As has been witnessed for over a year, Turkey is also a major travel route for people into and out of Syria[9], and has a growing risk of being targeted by extremist elements who wish either to use or abuse their ability to transit Turkish sovereignty physically or electronically.  Thus, ensuring the physical and cyber security of refugee camps, transit camps and the reception, transit, reception and resettlement, stages of this mass migration of people is a high priority for Turkey. Linked to this is the need for proactive planning and management of the expansion of temporary camps and areas of permanent settlement of migrants to ensure they are safely, securely and resiliently integrated as required by the national strategy. Allowing random urban development as a short-term expediency will create medium to long-term problems across Turkey.

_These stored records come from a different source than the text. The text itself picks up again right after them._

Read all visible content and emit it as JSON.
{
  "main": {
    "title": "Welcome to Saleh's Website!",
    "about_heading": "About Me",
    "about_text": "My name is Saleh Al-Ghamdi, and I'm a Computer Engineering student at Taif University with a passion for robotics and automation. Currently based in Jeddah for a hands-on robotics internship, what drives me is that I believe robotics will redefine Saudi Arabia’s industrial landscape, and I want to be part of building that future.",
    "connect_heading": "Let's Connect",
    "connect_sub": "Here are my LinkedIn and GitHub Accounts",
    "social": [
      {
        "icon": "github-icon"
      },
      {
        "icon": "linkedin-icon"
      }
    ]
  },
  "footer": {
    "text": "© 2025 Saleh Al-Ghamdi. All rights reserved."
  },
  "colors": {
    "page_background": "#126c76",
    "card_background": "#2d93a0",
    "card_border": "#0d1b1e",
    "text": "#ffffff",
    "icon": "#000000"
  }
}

Istanbul 2016

As has been seen across Turkey over the past 18 months, the threatscape is constantly changing and rapidly becoming a complex and challenging environment for the security industry to protect. Up-to-date intelligence, taking a proactive, and system-of-systems approach to Turkey’s growing internal and international challenges is the only way to stay ahead of threats and attackers, and they need to manage all levels of security, connectivity and integration: physical; compliance; supervisory; cultural; and foresight. However, they must also make a careful assessment of current and future vulnerabilities in the digital domain, to ensure that they do not fall foul of well-intentioned measures taken to mitigate the risk of past disasters, by creating opportunities for greater risk impact and nefarious activity by aggressors and agitators.  2016 will be a pivotal and nervous year for Turkey and Istanbul;  there has never been a more important time to gather industry and government leaders to pool expertise, explore new solutions and work towards a strong and resilient future.



[3] Japan International Cooperation Agency (JICA), 2002 – URL?